The CIPD Good Work Index measures job quality across seven different dimensions and finds that at least six of these influence workers’ intention to quit: pay and benefits, employment contracts, work–life balance, job design and the nature of work, relationships at work, and health and wellbeing. When considering job quality, employers need to consider all dimensions of working life, recognising that employees across their organisation will face different challenges and opportunities. For instance:
- New ways of working don’t necessarily ensure better balance: While hybrid workers tend to report higher levels of job quality than those who can’t work from home for any part of their role, they also appear to face the biggest difficulties in balancing work and life, including work–life spill over and working longer working hours than they’d prefer.
- Poor leadership is a factor for many job moves: When asked why workers left their last organisation, one in five people (21%) gave ‘being unhappy with the leadership of senior management’ as a reason, rising to 30% for those who’ve changed jobs in the last 12 months.
- Lack of development opportunities keeping people trapped in low paid roles: Just 39% of lower earners (those earning up to £20,000 per year) say their job offers good skill development opportunities, compared with 72% of higher earners (those earning £60,000 or above per year). And only 25% of lower earners say their job offers good career advancement prospects, compared with 51% of higher earners.
Melanie Green, research adviser for the CIPD, said: “Too often employers focus on roles that already have higher job quality when they look to improve job quality and retain people, and quite often the focus is on pay alone. While pay is the main motivator for job moves, there are many reasons why people leave roles, and numerous barriers preventing people from being able to leave.

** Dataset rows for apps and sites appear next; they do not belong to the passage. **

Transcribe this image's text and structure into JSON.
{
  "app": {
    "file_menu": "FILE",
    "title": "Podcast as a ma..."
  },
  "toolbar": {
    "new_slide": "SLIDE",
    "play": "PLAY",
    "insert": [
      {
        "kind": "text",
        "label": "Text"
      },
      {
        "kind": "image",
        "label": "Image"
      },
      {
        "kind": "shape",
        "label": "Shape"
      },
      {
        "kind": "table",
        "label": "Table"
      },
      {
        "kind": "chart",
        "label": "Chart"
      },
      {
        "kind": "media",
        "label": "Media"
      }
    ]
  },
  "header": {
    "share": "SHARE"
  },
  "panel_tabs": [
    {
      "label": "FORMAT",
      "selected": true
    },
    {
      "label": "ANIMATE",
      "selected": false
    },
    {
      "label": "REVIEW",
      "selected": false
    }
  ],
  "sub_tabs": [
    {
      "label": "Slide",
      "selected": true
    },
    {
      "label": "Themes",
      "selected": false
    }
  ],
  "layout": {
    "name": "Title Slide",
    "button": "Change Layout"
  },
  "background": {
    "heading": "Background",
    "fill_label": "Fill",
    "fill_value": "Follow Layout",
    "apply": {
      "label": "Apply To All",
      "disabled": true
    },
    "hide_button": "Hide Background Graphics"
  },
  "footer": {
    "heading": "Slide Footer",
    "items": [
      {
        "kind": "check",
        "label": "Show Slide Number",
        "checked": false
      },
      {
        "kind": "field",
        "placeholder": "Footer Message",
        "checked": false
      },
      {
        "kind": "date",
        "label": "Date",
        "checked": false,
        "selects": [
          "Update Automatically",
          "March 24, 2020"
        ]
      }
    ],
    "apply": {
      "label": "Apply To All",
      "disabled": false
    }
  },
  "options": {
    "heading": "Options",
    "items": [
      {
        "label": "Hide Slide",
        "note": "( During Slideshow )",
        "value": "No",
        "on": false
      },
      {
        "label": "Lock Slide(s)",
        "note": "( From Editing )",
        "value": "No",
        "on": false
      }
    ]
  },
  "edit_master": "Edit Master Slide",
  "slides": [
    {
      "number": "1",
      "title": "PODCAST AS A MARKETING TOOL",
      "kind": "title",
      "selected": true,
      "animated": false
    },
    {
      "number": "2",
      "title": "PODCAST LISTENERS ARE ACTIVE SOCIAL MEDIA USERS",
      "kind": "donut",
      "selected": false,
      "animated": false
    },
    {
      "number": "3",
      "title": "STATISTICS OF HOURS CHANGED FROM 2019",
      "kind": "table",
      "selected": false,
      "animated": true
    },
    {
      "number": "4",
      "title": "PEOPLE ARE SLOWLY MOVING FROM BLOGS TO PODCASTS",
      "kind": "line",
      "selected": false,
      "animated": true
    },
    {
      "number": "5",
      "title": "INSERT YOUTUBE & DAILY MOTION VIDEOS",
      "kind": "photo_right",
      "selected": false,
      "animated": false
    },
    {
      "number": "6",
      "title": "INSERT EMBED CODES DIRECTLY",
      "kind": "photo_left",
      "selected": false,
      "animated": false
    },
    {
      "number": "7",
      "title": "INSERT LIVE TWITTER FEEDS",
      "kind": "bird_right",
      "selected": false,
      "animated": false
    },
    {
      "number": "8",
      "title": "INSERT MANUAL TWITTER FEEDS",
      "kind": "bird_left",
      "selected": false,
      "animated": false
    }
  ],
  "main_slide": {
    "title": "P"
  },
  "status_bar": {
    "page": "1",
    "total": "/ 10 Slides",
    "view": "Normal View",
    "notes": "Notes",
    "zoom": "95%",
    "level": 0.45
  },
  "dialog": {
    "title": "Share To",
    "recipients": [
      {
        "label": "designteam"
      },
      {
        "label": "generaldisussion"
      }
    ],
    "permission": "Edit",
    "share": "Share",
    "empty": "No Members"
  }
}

“All jobs have the potential to be better and we should aspire to make good work a reality for everyone in the workforce. This means going beyond pay to think about how people’s roles are designed, how flexible their role can be – in location or hours – supporting good health and wellbeing, and investing in employee development so they have the means to progress in their career. The pandemic exacerbated existing inequalities and many issues still persist. By taking a holistic look at the dimensions of good work, and bolstering people management practices, managers and employers can make a real difference to people’s working lives.”
Dr Daniel Wheatley, of Birmingham Business School, said: “The last two years have been witness to unprecedented change in our working lives including the large-scale expansion of remote and hybrid working, growing uncertainty from periods of shutdown and furloughing of workers, and recent evidence of employees quitting their jobs captured in the moniker the ‘Great Resignation’ or ‘Great Rethink’. While we find support for arguments that some recent job movements are a product of delays in job changes due to freezes on hiring during the pandemic, in our analysis of the CIPD’s latest UK Working Lives Survey data we find that one-fifth of workers surveyed stated that they may quit their job in the next 12 months, and that the presence of lower job quality acts as a key driver of this intention to leave. Addressing job quality has never been more central to getting the most out of the employer-employee relationship including supporting better work-life balance through improved workplace flexibility and employee well-being.”